Ok yes I know today is Tuesday, but I decided I didn’t feel much like writing about this last night. Yesterday was, as Jerilee put it, “Crazy Monday.” Apparently this isnt an unusual thing around here, between bodies found in the creek (my assignment) and a triple homicide (her’s) and who knows what else, it was definitely a strange day.
While technically yesterday was not the first dead body I’ve ever had to be in proximity of (the first being train man), it was the first time I ran into the dilemma of when you have pictures of the body, does it run? In the end, we decided not to, that we would go with the safe picture, here:
While I didn’t get photos of the dead body in its entirety (in fact I never even saw it in its entirety), I did get shots of it partially visible, which while the TV guys I’m sure had no problems with, its a little more sensitive with the still photo, as it stares you down and isn’t just a fleeting image.

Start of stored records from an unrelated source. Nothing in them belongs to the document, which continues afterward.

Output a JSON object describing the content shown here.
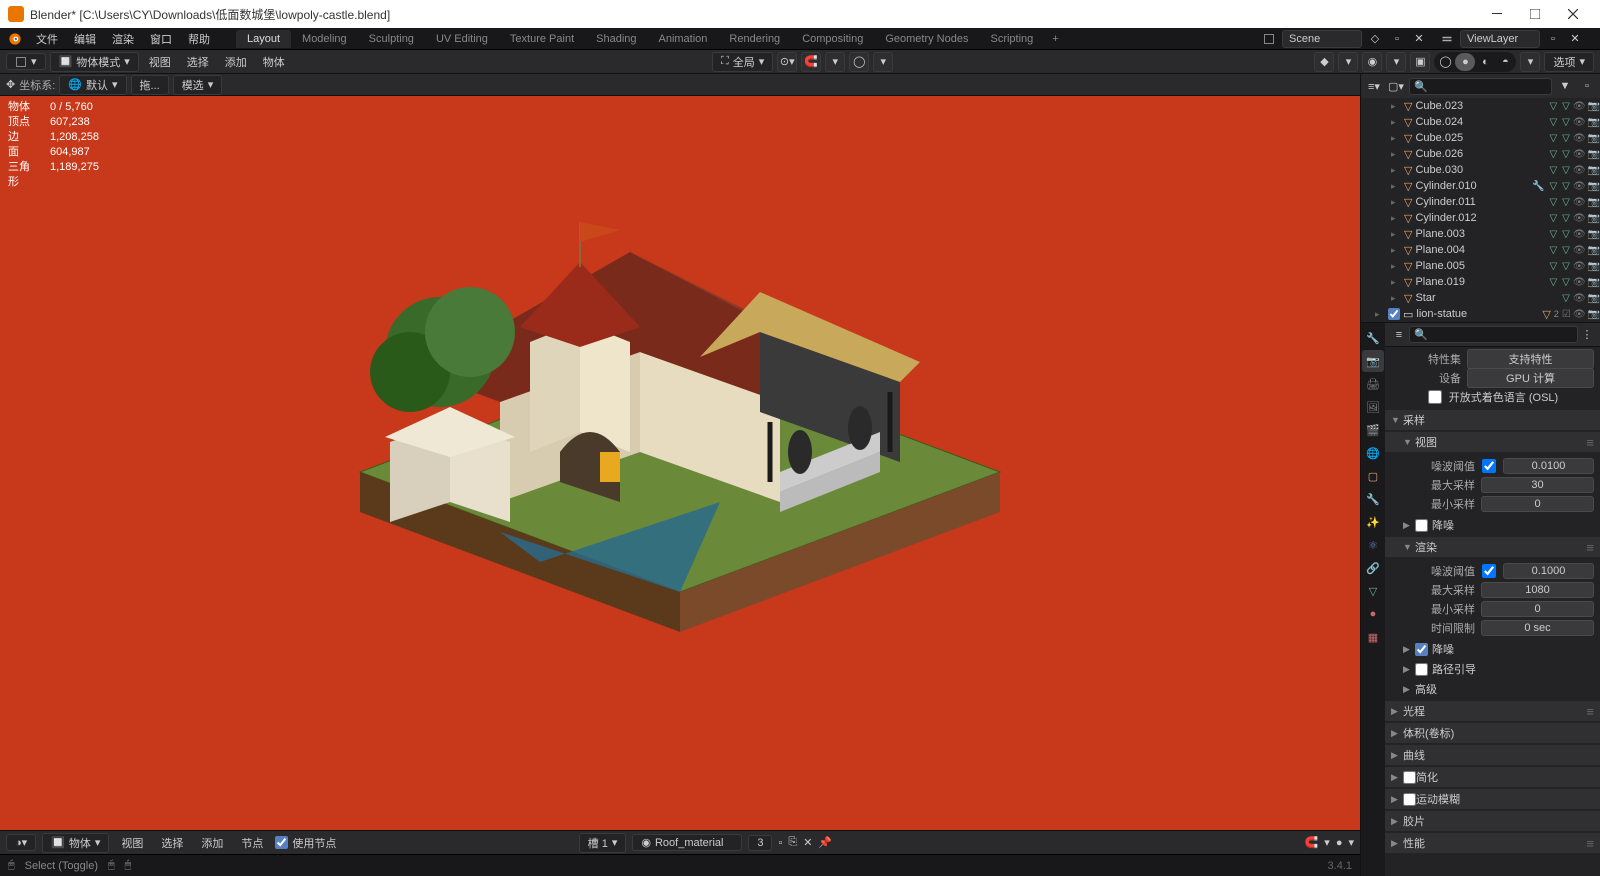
{
  "titlebar": {
    "app": "Blender",
    "path": "[C:\\Users\\CY\\Downloads\\低面数城堡\\lowpoly-castle.blend]"
  },
  "menu": {
    "file": "文件",
    "edit": "编辑",
    "render": "渲染",
    "window": "窗口",
    "help": "帮助"
  },
  "workspaces": {
    "items": [
      "Layout",
      "Modeling",
      "Sculpting",
      "UV Editing",
      "Texture Paint",
      "Shading",
      "Animation",
      "Rendering",
      "Compositing",
      "Geometry Nodes",
      "Scripting"
    ],
    "active": "Layout"
  },
  "scene": {
    "label": "Scene"
  },
  "viewlayer": {
    "label": "ViewLayer"
  },
  "vp_header": {
    "mode": "物体模式",
    "view": "视图",
    "select": "选择",
    "add": "添加",
    "object": "物体",
    "global": "全局",
    "options": "选项"
  },
  "vp_header2": {
    "orient_label": "坐标系:",
    "orient": "默认",
    "drag": "拖...",
    "transform": "模选"
  },
  "vp_stats": {
    "objects_label": "物体",
    "objects": "0 / 5,760",
    "verts_label": "顶点",
    "verts": "607,238",
    "edges_label": "边",
    "edges": "1,208,258",
    "faces_label": "面",
    "faces": "604,987",
    "tris_label": "三角形",
    "tris": "1,189,275"
  },
  "shader_hdr": {
    "mode": "物体",
    "view": "视图",
    "select": "选择",
    "add": "添加",
    "node": "节点",
    "use_nodes": "使用节点",
    "slot": "槽 1",
    "material": "Roof_material",
    "users": "3"
  },
  "statusbar": {
    "select": "Select (Toggle)",
    "version": "3.4.1"
  },
  "outliner": {
    "items": [
      {
        "name": "Cube.023",
        "type": "mesh"
      },
      {
        "name": "Cube.024",
        "type": "mesh"
      },
      {
        "name": "Cube.025",
        "type": "mesh"
      },
      {
        "name": "Cube.026",
        "type": "mesh"
      },
      {
        "name": "Cube.030",
        "type": "mesh"
      },
      {
        "name": "Cylinder.010",
        "type": "mesh_mod"
      },
      {
        "name": "Cylinder.011",
        "type": "mesh"
      },
      {
        "name": "Cylinder.012",
        "type": "mesh"
      },
      {
        "name": "Plane.003",
        "type": "mesh"
      },
      {
        "name": "Plane.004",
        "type": "mesh"
      },
      {
        "name": "Plane.005",
        "type": "mesh"
      },
      {
        "name": "Plane.019",
        "type": "mesh"
      },
      {
        "name": "Star",
        "type": "mesh_only"
      }
    ],
    "collection": {
      "name": "lion-statue",
      "count": "2"
    }
  },
  "props": {
    "feature_set_label": "特性集",
    "feature_set_value": "支持特性",
    "device_label": "设备",
    "device_value": "GPU 计算",
    "osl_label": "开放式着色语言 (OSL)",
    "sampling": "采样",
    "viewport": "视图",
    "noise_thresh_label": "噪波阈值",
    "noise_vp": "0.0100",
    "max_samples_label": "最大采样",
    "max_vp": "30",
    "min_samples_label": "最小采样",
    "min_vp": "0",
    "denoise": "降噪",
    "render": "渲染",
    "noise_rn": "0.1000",
    "max_rn": "1080",
    "min_rn": "0",
    "time_limit_label": "时间限制",
    "time_limit": "0 sec",
    "denoise_rn": "降噪",
    "path_guiding": "路径引导",
    "advanced": "高级",
    "light_paths": "光程",
    "volumes": "体积(卷标)",
    "curves": "曲线",
    "simplify": "简化",
    "motion_blur": "运动模糊",
    "film": "胶片",
    "performance": "性能"
  }
}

My argument for why still photos are still more powerful and are more relevant than video.
There it is, hidden behind a little drop off in the creek’s stream. Glorious isn’t it? Of course, in the end neither photo ran in favor of a less interesting photo by Jerilee (she even said so herself) of the triple homicide house, simply because a triple homicide of a white, middle class family means more than a possible homeless guy.
Just going to leave you with a random photo from last night’s Air Force Hockey game. Enjoy:

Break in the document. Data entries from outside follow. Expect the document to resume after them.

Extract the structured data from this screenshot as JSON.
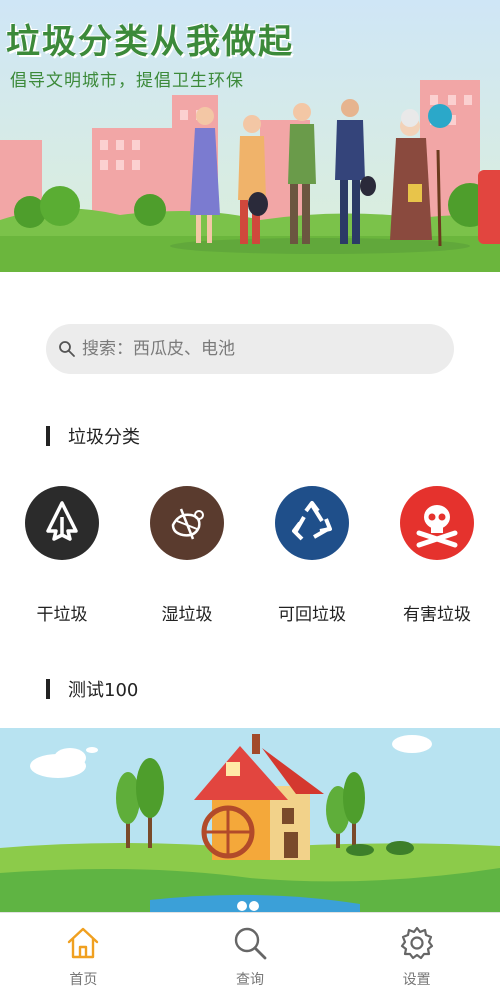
{
  "banner": {
    "title": "垃圾分类从我做起",
    "subtitle": "倡导文明城市，提倡卫生环保"
  },
  "search": {
    "placeholder": "搜索：西瓜皮、电池"
  },
  "sections": {
    "categories_title": "垃圾分类",
    "test_title": "测试100"
  },
  "categories": [
    {
      "label": "干垃圾",
      "color": "#2b2b2b",
      "icon": "dry-waste-icon"
    },
    {
      "label": "湿垃圾",
      "color": "#5a3b2e",
      "icon": "wet-waste-icon"
    },
    {
      "label": "可回垃圾",
      "color": "#1f4f8a",
      "icon": "recycle-icon"
    },
    {
      "label": "有害垃圾",
      "color": "#e5322d",
      "icon": "hazard-skull-icon"
    }
  ],
  "nav": [
    {
      "label": "首页",
      "icon": "home-icon",
      "active": true,
      "color": "#f0a020"
    },
    {
      "label": "查询",
      "icon": "search-icon",
      "active": false,
      "color": "#666666"
    },
    {
      "label": "设置",
      "icon": "gear-icon",
      "active": false,
      "color": "#666666"
    }
  ]
}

Oh man, finally got the email I’ve been waiting for from Canon to estimate the repair costs for my camera…. $480 >.< Oh man, it’s a good thing the newspaper is going to pay for the repair, that’s more than my rent… More than I make in a week, even! On a shutter repair! Jeez, that really hurts, I’m kinda embarrassed and unhappy that that’s the number I have to report, but even still… Guess I need to hurry up and re-qualify for CPS and then apply for it, that’s just unacceptable…
Today started off well enough, with another early morning golf assignment (go ahead and say it… “again?”), which, not gonna lie, I’m actually starting to enjoy… not for the actual shooting of golf, because honestly it’s kinda boring, but for the scenery and the fact I get to drive a golf cart.

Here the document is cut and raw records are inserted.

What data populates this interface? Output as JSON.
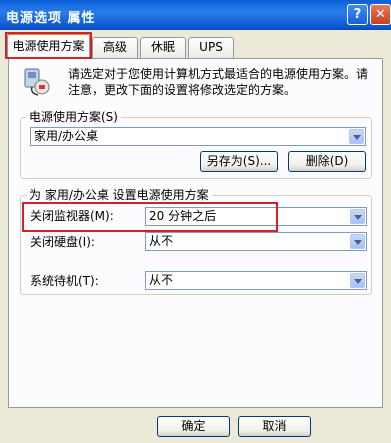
{
  "window": {
    "title": "电源选项 属性",
    "help_label": "?",
    "close_label": "✕"
  },
  "tabs": [
    "电源使用方案",
    "高级",
    "休眠",
    "UPS"
  ],
  "intro_text": "请选定对于您使用计算机方式最适合的电源使用方案。请注意，更改下面的设置将修改选定的方案。",
  "scheme_group": {
    "legend": "电源使用方案(S)",
    "selected": "家用/办公桌",
    "save_as_label": "另存为(S)...",
    "delete_label": "删除(D)"
  },
  "settings_group": {
    "legend": "为 家用/办公桌 设置电源使用方案",
    "rows": [
      {
        "label": "关闭监视器(M):",
        "value": "20 分钟之后"
      },
      {
        "label": "关闭硬盘(I):",
        "value": "从不"
      },
      {
        "label": "系统待机(T):",
        "value": "从不"
      }
    ]
  },
  "footer": {
    "ok_label": "确定",
    "cancel_label": "取消"
  },
  "colors": {
    "highlight": "#d4202b",
    "titlebar": "#0a5fd8"
  }
}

But then, as Jerilee so aptly put it, “things got weird.”
Came back to the Gazette office to edit my photos and ran into Carol, also returning from an assignment… photographing a dive rescue in Prospect Lake of two local high school soccer players who ended up drowning. Ironic, since Danielle and I had been talking last night about how drowning would probably be one of the worst ways to die.
Well, after finishing editing, Stuart, my editor, sent me out to the school to see if the soccer team was practicing and maybe get some shots of them reacting to the news… But when I showed up the soccer field was empty.
Save one person. Sitting on this little cement block in between a pair of taller… well, i don’t know what they were. But with this beautiful mountain backdrop and nice afternoon light, and the body language he was exuding, it was perfect.
And then I caught myself thinking too dispassionately about it…. and felt terrible. I know how it feels to lose a friend, my senior year in high school, and realized that, despite all my thinking of what I was going to say and how I was going to approach, it had slipped back into the “protected by my lens” mode that Carol and I had talked about when she came back from photographing the bodies being pulled from the lake.
By the time I had pulled over and gotten my camera ready, he had already left his spot and gone to his truck. Ugh, I was kicking myself for missing the shot in my hesitation. I came back later in the night with Jerilee’s D3, but nobody was left. Sigh.
Moral of the story is… well, I don’t know what it is. I just know that in situations like this, its tough to choose between your job and your conscience… And in the end, I don’t know if they’re even mutually exclusive, or if so which is more important.
Makes the situation I discussed last night even more important for me to mull over…
Now for a couple of well-deserved days off… I’ve put in two 10 hour days, a 9 hour day and 11 hours today. Yet oddly, I don’t feel like I need the rest. Yet.